disruption — early 15c., from L. disruptionem (nom. disruptio) a breaking asunder, noun of action from pp. stem of disrumpere break apart, split, shatter, break to pieces, from dis apart (see DIS (Cf. dis )) + rumpere to break (see RUPTURE (Cf. rupture)) … Etymology dictionary
disruption — noun ADJECTIVE ▪ considerable (esp. BrE), great, major, massive, serious, severe, significant ▪ minimal, minimum … Collocations dictionary
disruption — n. 1) complete, total disruption 2) disruption in * * * [dɪs rʌpʃ(ə)n] total disruption complete disruption in … Combinatory dictionary
disruption */ — UK [dɪsˈrʌpʃ(ə)n] / US [dɪsˈrʌpʃən] noun [countable/uncountable] Word forms disruption : singular disruption plural disruptions 1) a situation in which something cannot continue because of a problem disruption to: The train strikes caused major… … English dictionary
disruption — disrupt dis‧rupt [dɪsˈrʌpt] verb [transitive] to prevent a situation, event, system etc from working in the normal way: • Traders are worried that war would disrupt ocean shipping. • The union have threatened to disrupt services if their members… … Financial and business terms
disruption — /dis rup sheuhn/, n. 1. forcible separation or division into parts. 2. a disrupted condition: The state was in disruption. [1640 50; < L disruption (s. of disruptio), equiv. to disrupt (see DISRUPT) + ion ION] * * * … Universalium

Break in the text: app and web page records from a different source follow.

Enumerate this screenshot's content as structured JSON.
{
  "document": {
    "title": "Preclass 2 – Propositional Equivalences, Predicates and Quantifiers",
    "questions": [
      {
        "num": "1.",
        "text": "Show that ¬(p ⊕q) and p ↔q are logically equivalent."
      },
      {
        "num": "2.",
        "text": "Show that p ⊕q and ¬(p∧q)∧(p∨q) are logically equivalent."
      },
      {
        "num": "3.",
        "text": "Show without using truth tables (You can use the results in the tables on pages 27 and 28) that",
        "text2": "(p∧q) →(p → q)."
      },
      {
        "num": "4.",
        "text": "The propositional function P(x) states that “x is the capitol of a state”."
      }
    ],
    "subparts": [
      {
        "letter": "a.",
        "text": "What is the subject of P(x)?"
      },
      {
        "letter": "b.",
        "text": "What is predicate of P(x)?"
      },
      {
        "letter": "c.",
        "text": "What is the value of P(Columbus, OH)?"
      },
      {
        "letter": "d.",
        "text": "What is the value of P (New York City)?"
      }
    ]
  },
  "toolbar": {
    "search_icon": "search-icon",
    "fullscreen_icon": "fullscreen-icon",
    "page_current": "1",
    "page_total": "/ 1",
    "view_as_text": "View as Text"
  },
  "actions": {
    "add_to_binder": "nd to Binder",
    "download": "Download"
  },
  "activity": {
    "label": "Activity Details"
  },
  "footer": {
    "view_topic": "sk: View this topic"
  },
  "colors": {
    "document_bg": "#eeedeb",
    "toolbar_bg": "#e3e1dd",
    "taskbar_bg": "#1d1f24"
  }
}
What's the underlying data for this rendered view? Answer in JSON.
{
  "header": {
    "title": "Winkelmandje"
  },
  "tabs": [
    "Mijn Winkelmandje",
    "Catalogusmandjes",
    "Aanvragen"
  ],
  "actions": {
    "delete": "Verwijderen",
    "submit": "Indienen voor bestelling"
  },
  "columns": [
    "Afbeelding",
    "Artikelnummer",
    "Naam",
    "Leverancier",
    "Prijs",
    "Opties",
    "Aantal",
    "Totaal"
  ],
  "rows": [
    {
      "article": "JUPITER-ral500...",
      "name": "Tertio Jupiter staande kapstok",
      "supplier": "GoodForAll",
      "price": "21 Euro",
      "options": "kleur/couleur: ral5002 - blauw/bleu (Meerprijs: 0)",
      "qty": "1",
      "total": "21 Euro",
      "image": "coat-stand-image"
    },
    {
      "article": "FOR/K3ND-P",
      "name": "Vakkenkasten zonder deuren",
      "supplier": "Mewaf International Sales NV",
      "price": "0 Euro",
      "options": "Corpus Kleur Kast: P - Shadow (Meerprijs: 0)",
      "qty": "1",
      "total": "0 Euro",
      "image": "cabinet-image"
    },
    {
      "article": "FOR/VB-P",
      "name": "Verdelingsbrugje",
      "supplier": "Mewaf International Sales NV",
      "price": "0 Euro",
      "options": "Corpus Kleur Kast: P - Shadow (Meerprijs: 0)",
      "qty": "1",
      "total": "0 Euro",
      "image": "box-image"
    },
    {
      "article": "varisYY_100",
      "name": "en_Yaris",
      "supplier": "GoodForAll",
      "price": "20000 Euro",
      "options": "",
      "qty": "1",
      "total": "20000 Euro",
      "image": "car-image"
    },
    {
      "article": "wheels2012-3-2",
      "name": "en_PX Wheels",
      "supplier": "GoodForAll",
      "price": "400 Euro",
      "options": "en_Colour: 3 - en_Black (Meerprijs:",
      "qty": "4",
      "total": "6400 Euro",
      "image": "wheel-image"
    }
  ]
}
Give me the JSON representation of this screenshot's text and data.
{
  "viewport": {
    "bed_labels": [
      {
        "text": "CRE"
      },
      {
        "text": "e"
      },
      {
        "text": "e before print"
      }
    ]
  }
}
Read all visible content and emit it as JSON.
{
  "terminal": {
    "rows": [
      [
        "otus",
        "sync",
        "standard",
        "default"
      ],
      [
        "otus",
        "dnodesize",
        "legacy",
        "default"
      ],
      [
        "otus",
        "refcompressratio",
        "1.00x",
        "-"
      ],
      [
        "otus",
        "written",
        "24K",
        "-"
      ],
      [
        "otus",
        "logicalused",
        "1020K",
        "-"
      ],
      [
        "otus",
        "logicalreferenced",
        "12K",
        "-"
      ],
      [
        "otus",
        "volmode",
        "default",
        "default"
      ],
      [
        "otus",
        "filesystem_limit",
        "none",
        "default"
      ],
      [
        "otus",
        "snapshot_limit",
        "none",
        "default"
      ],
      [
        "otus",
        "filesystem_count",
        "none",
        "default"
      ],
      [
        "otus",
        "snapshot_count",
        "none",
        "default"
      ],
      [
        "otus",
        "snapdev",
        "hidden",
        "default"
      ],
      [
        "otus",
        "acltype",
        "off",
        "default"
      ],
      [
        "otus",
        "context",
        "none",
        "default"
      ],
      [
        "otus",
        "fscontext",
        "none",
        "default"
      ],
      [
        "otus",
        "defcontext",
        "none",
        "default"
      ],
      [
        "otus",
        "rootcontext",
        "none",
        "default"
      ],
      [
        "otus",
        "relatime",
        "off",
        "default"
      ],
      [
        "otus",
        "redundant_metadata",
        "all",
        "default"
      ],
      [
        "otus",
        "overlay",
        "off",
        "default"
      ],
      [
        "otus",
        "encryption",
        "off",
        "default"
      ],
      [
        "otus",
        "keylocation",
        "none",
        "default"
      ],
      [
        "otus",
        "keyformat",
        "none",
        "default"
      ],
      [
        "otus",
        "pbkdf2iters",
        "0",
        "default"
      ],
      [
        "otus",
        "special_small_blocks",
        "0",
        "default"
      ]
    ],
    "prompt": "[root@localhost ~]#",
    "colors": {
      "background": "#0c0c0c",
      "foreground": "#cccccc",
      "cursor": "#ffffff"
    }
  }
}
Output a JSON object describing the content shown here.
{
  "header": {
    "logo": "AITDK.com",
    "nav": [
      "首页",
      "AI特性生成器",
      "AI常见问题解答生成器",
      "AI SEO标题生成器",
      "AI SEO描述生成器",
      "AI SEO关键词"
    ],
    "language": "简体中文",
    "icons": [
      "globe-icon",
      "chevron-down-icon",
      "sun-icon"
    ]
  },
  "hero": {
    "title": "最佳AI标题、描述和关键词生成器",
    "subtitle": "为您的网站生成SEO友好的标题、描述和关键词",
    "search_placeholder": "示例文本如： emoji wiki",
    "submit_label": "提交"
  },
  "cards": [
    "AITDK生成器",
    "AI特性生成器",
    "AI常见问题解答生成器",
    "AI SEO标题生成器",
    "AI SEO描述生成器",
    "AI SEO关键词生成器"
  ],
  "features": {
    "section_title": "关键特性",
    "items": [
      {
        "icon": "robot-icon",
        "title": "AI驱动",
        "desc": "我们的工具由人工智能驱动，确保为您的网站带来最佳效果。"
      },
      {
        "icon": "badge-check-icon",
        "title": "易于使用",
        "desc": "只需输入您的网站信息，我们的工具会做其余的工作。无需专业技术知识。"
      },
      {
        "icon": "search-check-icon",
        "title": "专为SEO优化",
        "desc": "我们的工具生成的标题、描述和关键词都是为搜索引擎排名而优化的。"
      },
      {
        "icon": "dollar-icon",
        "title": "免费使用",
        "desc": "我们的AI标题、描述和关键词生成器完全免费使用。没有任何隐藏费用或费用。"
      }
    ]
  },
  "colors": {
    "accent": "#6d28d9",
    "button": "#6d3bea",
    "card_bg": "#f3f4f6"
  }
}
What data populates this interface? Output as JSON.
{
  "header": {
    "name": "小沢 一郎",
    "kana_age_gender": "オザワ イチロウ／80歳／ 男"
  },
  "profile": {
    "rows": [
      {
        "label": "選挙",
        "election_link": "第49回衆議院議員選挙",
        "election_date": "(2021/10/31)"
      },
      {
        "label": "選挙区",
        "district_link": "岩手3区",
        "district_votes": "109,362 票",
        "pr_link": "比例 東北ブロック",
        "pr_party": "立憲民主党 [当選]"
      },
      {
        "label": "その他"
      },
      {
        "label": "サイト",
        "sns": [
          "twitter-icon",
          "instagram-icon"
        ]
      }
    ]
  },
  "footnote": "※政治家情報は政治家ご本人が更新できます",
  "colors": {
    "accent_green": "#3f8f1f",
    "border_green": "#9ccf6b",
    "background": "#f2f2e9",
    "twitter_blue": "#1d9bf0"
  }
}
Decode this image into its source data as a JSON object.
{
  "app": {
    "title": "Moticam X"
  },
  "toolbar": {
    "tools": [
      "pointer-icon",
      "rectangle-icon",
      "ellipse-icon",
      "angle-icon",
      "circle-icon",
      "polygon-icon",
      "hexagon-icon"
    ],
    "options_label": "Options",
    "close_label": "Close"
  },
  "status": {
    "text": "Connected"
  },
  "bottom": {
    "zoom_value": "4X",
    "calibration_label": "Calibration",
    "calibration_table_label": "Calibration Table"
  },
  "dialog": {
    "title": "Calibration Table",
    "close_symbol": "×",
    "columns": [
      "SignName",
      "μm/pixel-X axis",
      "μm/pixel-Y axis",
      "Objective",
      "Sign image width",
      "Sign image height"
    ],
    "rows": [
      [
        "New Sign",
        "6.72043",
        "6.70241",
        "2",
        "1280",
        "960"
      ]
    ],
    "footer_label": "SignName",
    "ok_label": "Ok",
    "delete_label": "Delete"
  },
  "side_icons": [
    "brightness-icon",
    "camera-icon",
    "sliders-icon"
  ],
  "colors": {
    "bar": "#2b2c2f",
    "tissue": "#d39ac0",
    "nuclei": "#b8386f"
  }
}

disruption — dis|rup|tion [ dıs rʌpʃən ] noun count or uncount * 1. ) a situation in which something cannot continue because of a problem: disruption of: The train strikes caused major disruption of the morning commute for thousands of people. 2. ) a problem… … Usage of the words and phrases in modern English